Taekwondo is a Korean martial art and the national sport of South Korea. It is the world’s most popular martial art in terms of number of practitioners. Gyeorugi, one type of Taekwondo sparring, is an Olympic event.
In Korean, tae means “to strike or break with foot”; kwon means “to strike or break with fist”; and do means “way”/”art”/”method”; so Taekwondo is loosely translated as “the way of the foot and fist,” but some translate it as, “the art of kicking and punching.”
Taekwondo is known for its emphasis on kicking techniques, which distinguishes it from martial arts such as karate or kung fu. The rationale is that the leg is the longest and strongest weapon a martial artist has, and kicks thus have the greatest potential to execute powerful strikes without successful retaliation.
Taekwondo has been developing with the 5000-year long history of Korea, being called by several different names in the course. In Korea, Taekwondo began as a defense martial art called “Subak” or “Taekkyon,” and developed as a way of training body and mind in the ancient kingdom of Koguryo, under the name of “Sunbae.” In the Shilla period, it had become the backbone of Hwarangdo that aimed at producing leaders of the country.
Today, Taekwondo as a martial art is popular with people of both genders and of many ages. Physically, taekwondo develops strength, speed, balance, flexibility, and stamina.
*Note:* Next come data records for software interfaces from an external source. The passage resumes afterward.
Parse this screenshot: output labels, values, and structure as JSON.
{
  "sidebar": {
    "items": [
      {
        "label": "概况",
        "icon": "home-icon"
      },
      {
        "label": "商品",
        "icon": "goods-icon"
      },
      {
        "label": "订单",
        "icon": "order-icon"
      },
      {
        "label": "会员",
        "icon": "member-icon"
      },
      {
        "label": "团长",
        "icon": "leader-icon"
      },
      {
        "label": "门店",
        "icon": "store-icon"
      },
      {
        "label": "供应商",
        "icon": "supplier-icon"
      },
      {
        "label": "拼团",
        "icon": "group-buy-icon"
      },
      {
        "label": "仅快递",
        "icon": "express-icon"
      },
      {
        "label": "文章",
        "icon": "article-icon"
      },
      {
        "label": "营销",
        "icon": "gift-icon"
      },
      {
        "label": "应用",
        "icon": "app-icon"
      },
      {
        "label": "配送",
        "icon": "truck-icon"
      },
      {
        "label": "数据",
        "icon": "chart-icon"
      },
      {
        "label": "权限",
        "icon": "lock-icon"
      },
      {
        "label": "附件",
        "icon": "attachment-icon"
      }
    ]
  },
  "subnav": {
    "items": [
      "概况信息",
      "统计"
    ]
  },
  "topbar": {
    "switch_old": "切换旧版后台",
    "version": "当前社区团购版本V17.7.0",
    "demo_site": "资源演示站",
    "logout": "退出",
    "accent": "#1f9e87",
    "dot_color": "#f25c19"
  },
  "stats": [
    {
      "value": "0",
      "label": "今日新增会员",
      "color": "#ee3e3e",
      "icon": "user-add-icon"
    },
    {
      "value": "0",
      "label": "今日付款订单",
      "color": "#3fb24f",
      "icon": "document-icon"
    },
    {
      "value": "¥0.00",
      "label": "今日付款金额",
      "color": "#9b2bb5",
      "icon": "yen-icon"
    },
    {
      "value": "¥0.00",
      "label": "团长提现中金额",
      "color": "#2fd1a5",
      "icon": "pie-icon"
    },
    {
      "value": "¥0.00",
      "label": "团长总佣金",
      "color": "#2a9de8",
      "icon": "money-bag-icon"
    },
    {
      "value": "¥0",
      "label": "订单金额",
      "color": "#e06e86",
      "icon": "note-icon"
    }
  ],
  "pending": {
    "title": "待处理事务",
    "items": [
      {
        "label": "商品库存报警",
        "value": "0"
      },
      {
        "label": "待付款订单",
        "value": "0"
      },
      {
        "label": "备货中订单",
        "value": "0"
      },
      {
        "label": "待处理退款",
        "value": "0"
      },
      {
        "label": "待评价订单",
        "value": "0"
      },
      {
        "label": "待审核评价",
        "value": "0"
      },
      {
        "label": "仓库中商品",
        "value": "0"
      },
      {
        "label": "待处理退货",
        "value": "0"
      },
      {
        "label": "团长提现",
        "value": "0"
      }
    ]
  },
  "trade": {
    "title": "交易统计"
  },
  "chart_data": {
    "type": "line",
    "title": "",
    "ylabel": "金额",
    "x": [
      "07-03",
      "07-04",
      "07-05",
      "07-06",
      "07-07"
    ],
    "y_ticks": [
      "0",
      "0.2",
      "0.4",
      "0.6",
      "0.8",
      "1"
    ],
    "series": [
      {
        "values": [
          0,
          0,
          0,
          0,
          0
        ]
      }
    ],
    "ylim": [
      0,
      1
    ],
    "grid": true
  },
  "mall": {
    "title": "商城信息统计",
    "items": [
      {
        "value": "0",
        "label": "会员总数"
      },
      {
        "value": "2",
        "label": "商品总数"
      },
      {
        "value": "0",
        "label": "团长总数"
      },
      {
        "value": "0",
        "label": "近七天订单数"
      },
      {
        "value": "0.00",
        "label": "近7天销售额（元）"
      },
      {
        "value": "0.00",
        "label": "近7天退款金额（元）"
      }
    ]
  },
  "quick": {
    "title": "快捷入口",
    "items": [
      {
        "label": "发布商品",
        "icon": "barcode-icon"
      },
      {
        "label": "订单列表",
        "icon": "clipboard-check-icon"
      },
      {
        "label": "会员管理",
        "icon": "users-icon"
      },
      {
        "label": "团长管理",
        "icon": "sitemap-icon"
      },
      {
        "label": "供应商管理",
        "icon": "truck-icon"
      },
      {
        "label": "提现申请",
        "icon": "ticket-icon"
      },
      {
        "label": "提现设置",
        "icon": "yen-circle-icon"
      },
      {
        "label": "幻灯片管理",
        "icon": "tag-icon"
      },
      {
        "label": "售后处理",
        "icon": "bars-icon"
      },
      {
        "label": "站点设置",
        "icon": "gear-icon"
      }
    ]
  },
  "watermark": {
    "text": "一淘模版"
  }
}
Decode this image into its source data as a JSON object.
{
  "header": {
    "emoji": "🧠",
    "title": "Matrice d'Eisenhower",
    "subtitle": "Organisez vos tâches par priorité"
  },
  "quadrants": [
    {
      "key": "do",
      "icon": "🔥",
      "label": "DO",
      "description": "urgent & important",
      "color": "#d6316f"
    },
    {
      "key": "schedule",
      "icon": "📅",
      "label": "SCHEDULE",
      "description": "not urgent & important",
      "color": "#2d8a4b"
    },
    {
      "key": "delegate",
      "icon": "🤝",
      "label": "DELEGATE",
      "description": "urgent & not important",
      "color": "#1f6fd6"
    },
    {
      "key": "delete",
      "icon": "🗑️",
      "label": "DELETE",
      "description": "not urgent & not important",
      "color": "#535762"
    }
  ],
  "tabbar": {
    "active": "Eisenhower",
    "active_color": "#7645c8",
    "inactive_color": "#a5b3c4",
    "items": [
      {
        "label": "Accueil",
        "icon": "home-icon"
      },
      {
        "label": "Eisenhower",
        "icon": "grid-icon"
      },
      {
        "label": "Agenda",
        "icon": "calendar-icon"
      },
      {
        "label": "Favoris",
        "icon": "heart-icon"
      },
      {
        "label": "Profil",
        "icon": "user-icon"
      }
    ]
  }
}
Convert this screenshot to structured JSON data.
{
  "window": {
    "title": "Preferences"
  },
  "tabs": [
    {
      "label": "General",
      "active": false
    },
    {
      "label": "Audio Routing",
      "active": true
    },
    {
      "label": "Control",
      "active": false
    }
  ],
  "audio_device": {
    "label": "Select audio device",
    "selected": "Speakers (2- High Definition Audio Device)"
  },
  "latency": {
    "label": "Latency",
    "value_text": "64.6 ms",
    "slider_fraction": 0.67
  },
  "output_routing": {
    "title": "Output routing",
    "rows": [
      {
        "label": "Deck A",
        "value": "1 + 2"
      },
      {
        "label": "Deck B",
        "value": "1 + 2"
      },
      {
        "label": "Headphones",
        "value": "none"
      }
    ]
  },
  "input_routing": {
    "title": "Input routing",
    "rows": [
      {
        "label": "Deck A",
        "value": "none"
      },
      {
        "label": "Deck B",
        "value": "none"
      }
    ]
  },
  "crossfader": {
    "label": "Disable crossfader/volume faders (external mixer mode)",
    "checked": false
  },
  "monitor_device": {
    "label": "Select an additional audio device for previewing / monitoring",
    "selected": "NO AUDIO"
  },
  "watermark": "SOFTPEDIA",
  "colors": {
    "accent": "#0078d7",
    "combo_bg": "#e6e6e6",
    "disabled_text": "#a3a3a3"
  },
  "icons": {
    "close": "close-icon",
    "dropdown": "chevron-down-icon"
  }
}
An example of the union of mental and physical discipline is the breaking of boards, which requires both physical mastery of the technique and the concentration to focus one’s strength.